Room for improvement is recognised
Recent PISA (a worldwide study of 15-year-old students’ capabilities in math, reading and science) data shows that Estonia has done remarkably well in reducing the gap between a student’s socioeconomic background and their access to quality education. Still, Maie Kitsing pointed out some challenges: “We see that the developmental environment of boys as well as students from schools with Russian as the language of instruction needs encouragement.”
Kitsing said the first steps to improve the situation were already done. “We are aware of the differences, we have said it out aloud, teachers have received the information and examined their methods and we are having discussions with researchers,” she explained.
Kitsing added that the question was how the new approach to learning was then implemented in teaching and learning itself. She brought examples of questions that need answers, eg “How can the teacher adjust teaching according to the peculiarity of the student? How can one manage to lead himself or herself? How is the atmosphere at the school? Does it support or exhaust?”
But what the results also show, and what is remarkable, is that in Estonia, the physical learning environment is equal between the cities and out in the countryside. On the one hand, legislation requires it; on the other hand, bright-eyed people always find a way to achieve good conditions. One such positive example is the school in Mõniste.
Hobby education supports learning
In the bigger towns, there are a lot of different hobby schools where children can attend according to their interests. In the countryside, hobby groups mostly meet at the schools.
Maarika Niidumaa, the principal of Mõniste school, said they had had 10-15 different hobby groups in recent years. The school, located in Võru County, southeastern Estonia, offers their students the possibility to attend different groups, from ballroom dance to woodwork and from floorball to robotics.
Niidumaa noted that schools and local authorities in the countryside had been working extensively to create such possibilities for children and youth, no matter how small the village in which they live. “Sometimes it is said that education is expensive but, I think, if we look at the bigger picture, even if one child attends the group and finds a hobby for her or himself, the money is well spent. Children and youngsters need hobbies, so that they can avoid bad habits,” she added.

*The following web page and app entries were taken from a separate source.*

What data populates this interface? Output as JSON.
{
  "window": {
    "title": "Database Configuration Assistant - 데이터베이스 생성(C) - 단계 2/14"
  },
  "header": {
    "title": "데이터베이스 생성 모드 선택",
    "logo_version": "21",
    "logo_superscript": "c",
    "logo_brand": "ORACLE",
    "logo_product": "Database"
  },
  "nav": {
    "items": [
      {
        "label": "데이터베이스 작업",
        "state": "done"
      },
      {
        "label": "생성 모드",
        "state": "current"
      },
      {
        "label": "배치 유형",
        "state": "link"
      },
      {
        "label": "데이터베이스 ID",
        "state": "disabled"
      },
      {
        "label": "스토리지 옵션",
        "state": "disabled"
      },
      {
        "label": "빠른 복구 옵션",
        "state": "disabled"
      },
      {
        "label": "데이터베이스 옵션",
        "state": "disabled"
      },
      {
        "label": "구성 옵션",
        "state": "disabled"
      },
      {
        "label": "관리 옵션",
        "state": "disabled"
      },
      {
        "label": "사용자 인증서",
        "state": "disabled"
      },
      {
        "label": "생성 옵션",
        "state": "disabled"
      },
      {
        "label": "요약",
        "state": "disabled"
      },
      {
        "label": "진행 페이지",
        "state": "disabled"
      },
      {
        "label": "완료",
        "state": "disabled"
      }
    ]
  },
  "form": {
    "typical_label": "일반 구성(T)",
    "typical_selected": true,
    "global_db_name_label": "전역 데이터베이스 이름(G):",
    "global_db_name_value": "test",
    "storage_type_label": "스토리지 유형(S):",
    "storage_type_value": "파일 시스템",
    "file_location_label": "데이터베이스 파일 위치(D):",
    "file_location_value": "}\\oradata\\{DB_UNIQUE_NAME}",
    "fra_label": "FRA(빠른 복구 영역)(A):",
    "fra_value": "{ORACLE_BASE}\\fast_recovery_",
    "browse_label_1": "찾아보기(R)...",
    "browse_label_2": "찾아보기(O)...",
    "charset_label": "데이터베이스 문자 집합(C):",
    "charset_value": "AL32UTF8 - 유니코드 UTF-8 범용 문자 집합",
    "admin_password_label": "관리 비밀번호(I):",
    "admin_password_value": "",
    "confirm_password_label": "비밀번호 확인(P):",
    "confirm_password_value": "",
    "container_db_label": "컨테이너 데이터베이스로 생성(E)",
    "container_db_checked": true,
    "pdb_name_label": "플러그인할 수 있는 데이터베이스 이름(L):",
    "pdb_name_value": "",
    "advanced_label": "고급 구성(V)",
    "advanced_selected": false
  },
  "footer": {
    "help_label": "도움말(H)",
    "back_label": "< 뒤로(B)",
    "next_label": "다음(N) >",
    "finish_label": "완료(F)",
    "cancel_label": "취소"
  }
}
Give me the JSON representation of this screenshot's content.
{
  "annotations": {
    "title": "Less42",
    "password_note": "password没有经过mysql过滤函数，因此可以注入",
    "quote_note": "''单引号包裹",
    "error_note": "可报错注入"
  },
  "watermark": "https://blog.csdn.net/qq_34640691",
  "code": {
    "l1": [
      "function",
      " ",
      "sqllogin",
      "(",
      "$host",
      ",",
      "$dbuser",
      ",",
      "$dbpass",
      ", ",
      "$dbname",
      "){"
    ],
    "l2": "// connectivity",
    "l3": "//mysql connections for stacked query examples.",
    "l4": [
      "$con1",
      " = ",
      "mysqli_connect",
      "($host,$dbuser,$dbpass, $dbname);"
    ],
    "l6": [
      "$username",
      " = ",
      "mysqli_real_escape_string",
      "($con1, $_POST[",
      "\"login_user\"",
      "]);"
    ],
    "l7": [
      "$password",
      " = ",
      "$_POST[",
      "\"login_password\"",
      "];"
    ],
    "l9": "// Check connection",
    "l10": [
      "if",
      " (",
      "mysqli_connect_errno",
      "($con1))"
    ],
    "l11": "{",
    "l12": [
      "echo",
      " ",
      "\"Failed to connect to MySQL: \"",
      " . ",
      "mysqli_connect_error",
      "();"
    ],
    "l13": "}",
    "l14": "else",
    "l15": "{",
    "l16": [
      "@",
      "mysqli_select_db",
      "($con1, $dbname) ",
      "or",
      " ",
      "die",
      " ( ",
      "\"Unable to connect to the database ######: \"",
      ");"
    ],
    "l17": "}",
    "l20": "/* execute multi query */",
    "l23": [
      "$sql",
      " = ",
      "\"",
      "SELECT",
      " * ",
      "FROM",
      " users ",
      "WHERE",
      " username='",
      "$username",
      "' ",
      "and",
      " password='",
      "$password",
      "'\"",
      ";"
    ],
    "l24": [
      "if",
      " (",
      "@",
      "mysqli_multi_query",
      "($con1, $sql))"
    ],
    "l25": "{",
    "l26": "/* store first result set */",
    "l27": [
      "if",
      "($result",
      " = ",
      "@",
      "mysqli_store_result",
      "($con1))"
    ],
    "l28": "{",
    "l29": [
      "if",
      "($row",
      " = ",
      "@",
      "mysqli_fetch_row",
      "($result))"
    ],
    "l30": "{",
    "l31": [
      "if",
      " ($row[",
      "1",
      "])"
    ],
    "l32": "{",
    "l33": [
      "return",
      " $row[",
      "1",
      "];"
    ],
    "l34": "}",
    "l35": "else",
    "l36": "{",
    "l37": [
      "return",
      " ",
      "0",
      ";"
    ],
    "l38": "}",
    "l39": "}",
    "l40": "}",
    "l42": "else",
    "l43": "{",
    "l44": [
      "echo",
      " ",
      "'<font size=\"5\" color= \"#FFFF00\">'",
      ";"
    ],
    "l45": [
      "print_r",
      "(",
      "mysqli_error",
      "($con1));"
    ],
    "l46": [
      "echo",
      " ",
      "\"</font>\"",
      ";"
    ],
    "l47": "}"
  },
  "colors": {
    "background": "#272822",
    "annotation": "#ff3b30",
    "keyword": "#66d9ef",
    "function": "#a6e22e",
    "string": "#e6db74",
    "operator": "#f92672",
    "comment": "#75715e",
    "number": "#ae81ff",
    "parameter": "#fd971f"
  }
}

Furthermore, if the child has access to primary level hobby education, they can find something they really love and are talented at. Niidumaa cited an example from ballroom dance: “Some children who were more interested in dancing started going to training in Võru city, which is 40 kilometres (25 miles) from Mõniste. One of them has reached the World Championships!”
Niidumaa also said that, very often, hobby education had the same goals as the national curriculum. She raised the example of “Home Daughters and Young Eagles”, whose activities were good for social skills and patriotic upbringing – the same criteria named in the curriculum.
Thanks to the support of the state and local authorities, the hobby groups can be cost-free to students. “It is extremely important for children to have equal opportunities, no matter the possibilities and values of the families,” Niidumaa underlined. And that is why all the students of Mõniste school visit the ballet at least once during their studies.
To sum up, equity in education within Estonia is formed by a complex approach; social support for families, a challenging learning environment that supports the special needs of the student and enabled hobby education for all children, none of which depends on the material wealth of the family.
Cover: Children learning to play chess at Mõniste School in Estonia’s Võru County. Photo by Mõniste School.